* _Information supplied_:
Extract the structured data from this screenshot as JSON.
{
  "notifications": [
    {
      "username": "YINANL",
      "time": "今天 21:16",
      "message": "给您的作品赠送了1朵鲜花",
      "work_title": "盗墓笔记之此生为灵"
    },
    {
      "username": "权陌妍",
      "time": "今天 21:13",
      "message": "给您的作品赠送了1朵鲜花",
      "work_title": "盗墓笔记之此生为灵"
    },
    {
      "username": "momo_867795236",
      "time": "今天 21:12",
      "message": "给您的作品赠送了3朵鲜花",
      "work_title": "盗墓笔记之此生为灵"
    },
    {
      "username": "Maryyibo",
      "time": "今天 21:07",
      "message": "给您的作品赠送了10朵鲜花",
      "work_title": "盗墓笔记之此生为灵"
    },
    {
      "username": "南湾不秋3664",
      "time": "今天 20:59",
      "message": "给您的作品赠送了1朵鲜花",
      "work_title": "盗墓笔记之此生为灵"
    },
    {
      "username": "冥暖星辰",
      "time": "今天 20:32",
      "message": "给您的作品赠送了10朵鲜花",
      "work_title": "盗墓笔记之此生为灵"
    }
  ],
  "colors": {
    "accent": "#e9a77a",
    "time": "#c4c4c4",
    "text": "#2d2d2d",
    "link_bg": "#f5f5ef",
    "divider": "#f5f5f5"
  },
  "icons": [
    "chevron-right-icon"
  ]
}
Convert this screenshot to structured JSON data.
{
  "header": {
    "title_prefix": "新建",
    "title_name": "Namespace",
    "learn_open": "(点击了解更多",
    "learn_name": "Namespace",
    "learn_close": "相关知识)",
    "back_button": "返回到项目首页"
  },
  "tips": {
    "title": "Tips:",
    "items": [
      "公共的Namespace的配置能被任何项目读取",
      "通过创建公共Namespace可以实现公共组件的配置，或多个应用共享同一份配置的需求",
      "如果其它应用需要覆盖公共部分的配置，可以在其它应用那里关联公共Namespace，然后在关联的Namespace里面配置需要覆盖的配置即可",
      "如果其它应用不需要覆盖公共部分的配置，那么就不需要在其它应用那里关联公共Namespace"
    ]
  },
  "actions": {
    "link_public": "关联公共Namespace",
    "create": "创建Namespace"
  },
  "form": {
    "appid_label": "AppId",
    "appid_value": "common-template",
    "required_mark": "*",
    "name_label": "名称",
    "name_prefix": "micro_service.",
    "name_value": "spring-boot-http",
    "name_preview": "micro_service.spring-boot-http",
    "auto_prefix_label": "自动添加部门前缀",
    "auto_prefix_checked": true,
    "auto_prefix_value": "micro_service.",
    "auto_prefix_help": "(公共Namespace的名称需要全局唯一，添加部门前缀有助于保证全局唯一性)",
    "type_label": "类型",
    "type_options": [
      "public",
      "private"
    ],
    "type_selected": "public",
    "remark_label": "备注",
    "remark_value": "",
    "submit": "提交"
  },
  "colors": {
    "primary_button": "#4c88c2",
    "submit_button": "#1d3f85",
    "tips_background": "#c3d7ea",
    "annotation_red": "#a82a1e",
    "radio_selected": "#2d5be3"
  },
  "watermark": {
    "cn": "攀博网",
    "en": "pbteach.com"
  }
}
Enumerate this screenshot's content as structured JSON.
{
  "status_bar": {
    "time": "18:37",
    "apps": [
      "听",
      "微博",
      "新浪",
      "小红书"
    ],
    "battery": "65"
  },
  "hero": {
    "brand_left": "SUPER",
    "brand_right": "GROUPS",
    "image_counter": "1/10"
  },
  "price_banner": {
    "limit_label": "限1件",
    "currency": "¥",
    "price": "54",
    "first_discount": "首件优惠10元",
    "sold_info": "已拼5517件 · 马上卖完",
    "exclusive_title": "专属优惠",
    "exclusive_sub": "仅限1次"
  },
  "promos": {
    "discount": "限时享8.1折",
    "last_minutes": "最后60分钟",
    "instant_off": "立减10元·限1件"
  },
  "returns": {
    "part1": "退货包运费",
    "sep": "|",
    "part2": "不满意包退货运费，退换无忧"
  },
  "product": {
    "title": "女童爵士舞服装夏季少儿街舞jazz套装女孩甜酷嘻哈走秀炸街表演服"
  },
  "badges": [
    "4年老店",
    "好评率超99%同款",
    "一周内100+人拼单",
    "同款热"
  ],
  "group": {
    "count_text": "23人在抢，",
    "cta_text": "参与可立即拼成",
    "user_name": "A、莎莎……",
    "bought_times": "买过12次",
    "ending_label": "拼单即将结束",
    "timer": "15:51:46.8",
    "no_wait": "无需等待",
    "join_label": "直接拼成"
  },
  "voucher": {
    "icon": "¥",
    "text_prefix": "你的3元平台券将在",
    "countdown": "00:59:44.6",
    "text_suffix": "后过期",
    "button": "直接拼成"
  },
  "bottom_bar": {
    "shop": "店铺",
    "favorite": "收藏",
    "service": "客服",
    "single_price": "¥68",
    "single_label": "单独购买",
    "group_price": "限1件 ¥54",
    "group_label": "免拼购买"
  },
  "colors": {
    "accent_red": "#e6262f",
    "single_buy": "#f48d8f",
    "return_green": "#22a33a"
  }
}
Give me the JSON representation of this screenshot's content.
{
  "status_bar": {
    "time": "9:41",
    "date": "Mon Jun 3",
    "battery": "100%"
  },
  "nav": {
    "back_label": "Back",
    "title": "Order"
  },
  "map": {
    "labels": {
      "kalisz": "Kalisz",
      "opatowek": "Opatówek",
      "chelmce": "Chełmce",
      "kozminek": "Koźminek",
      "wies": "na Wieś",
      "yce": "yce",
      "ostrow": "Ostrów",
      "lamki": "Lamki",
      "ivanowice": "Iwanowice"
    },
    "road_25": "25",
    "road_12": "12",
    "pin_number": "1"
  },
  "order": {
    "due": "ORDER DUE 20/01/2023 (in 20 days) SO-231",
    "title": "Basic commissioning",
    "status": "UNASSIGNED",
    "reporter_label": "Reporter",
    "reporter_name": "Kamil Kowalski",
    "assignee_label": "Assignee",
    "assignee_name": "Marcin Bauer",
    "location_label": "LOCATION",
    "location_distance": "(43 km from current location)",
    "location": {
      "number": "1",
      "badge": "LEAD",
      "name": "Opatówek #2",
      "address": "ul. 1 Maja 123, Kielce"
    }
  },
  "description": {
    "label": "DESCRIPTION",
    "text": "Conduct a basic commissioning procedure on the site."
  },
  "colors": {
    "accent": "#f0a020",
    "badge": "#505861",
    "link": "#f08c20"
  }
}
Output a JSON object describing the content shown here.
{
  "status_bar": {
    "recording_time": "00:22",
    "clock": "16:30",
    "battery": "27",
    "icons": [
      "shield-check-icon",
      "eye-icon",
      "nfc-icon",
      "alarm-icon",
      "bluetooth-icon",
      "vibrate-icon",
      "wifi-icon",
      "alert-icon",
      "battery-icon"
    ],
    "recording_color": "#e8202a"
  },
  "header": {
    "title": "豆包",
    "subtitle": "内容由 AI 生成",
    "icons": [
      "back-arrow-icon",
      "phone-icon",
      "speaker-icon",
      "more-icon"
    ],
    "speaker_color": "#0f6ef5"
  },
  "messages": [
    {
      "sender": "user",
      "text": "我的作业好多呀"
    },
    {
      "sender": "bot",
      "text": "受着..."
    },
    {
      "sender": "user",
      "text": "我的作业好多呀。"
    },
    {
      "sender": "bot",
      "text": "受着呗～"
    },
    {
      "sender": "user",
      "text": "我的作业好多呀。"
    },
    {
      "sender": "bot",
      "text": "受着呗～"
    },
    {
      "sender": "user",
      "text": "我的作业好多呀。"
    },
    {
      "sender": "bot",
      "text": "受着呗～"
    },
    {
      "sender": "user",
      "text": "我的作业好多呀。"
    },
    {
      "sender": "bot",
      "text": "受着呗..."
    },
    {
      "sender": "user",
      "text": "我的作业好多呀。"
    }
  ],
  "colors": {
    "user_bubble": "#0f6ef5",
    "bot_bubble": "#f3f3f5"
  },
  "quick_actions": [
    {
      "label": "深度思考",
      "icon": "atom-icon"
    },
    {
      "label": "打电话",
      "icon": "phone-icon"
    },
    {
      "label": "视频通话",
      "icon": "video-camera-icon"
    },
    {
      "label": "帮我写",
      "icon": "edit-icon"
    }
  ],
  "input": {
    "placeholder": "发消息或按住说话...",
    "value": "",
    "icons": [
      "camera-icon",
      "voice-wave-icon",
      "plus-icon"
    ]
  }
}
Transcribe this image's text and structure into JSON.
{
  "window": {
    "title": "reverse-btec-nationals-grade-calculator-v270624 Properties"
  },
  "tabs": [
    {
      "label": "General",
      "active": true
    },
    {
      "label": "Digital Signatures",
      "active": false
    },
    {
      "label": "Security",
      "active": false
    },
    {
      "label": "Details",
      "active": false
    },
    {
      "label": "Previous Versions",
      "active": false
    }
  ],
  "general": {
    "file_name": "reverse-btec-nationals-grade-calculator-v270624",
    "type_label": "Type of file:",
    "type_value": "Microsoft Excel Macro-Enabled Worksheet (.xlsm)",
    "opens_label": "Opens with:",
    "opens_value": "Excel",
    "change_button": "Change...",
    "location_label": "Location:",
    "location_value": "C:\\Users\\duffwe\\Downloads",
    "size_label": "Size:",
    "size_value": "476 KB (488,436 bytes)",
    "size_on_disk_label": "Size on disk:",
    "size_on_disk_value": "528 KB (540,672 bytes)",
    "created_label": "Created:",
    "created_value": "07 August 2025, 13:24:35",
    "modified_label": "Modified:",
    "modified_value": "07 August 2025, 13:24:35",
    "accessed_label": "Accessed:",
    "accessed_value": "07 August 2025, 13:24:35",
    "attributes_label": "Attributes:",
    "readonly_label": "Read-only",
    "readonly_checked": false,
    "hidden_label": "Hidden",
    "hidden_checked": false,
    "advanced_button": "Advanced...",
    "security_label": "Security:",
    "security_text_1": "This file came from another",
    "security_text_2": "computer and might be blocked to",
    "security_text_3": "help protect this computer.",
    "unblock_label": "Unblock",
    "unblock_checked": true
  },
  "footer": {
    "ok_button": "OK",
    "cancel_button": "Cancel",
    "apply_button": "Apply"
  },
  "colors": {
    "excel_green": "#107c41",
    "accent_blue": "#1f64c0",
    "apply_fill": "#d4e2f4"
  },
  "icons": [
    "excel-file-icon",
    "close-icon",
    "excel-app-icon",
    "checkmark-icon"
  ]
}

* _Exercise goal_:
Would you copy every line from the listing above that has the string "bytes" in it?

* _Answer to this task_:
    "size_value": "476 KB (488,436 bytes)",
    "size_on_disk_value": "528 KB (540,672 bytes)",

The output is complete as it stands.